In Absentia

Ọnụọha, Mimi

In the early 1900s, sociologist W.E.B. Du Bois was asked by the US government to conduct research on black rural life in Alabama. Using interviews with over 20,000 residents, he compiled a report filled with text, maps, charts, and tables of data. After months of work, the report was never published.

Nigerian-American digital media artist Mimi Ọnụọha asks what happens when data is made to disappear by those who want to obscure the reality of racism and power. Across sensory registers, In Absentia re-circulates fragments of Du Bois' famous report as a meditation on suppression and distortion.

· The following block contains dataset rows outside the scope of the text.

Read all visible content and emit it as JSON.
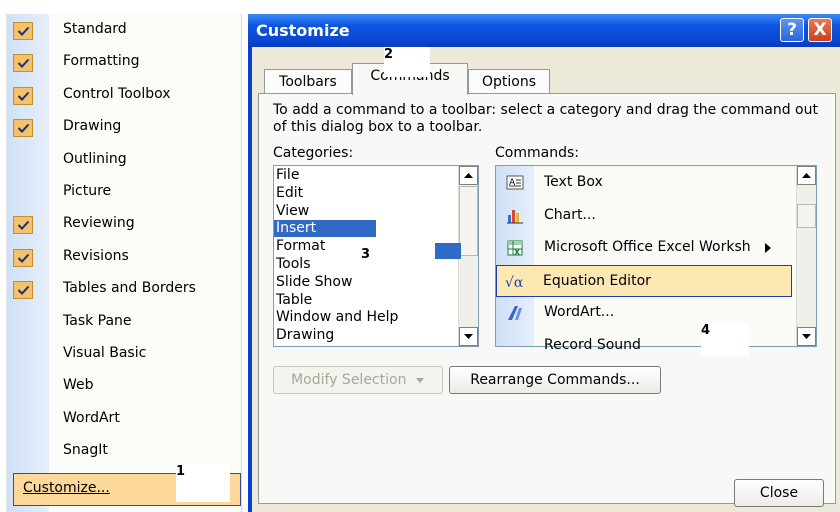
{
  "menu": {
    "items": [
      {
        "label": "Standard",
        "checked": true
      },
      {
        "label": "Formatting",
        "checked": true
      },
      {
        "label": "Control Toolbox",
        "checked": true
      },
      {
        "label": "Drawing",
        "checked": true
      },
      {
        "label": "Outlining",
        "checked": false
      },
      {
        "label": "Picture",
        "checked": false
      },
      {
        "label": "Reviewing",
        "checked": true
      },
      {
        "label": "Revisions",
        "checked": true
      },
      {
        "label": "Tables and Borders",
        "checked": true
      },
      {
        "label": "Task Pane",
        "checked": false
      },
      {
        "label": "Visual Basic",
        "checked": false
      },
      {
        "label": "Web",
        "checked": false
      },
      {
        "label": "WordArt",
        "checked": false
      },
      {
        "label": "SnagIt",
        "checked": false
      }
    ],
    "customize_label": "Customize..."
  },
  "annotations": {
    "n1": "1",
    "n2": "2",
    "n3": "3",
    "n4": "4"
  },
  "dialog": {
    "title": "Customize",
    "help_glyph": "?",
    "close_glyph": "X",
    "tabs": [
      {
        "label": "Toolbars",
        "selected": false
      },
      {
        "label": "Commands",
        "selected": true
      },
      {
        "label": "Options",
        "selected": false
      }
    ],
    "instructions": "To add a command to a toolbar: select a category and drag the command out of this dialog box to a toolbar.",
    "categories_label": "Categories:",
    "commands_label": "Commands:",
    "categories": [
      "File",
      "Edit",
      "View",
      "Insert",
      "Format",
      "Tools",
      "Slide Show",
      "Table",
      "Window and Help",
      "Drawing"
    ],
    "selected_category": "Insert",
    "commands": [
      {
        "label": "Text Box",
        "icon": "text-box-icon"
      },
      {
        "label": "Chart...",
        "icon": "chart-icon"
      },
      {
        "label": "Microsoft Office Excel Worksh",
        "icon": "excel-worksheet-icon"
      },
      {
        "label": "Equation Editor",
        "icon": "equation-icon"
      },
      {
        "label": "WordArt...",
        "icon": "wordart-icon"
      },
      {
        "label": "Record Sound",
        "icon": "record-sound-icon"
      }
    ],
    "selected_command": "Equation Editor",
    "modify_selection_label": "Modify Selection",
    "rearrange_label": "Rearrange Commands...",
    "close_label": "Close",
    "colors": {
      "title_bar": "#0a47d4",
      "selection": "#316ac5",
      "checkbox": "#f5c16c",
      "menu_highlight": "#fcd99a"
    }
  }
}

Borrowing language and visuals from Du Bois' work, In Absentia subverts multiple media forms—data visualization, audio installation, print booklet—to complicate assumptions about how to interpret data, in both its presence and absence. "How many find their work halted not by lack of data, but by an unwillingness to hear?" Ọnụọha asks. And what is our responsibility both to listen and advocate for racial justice?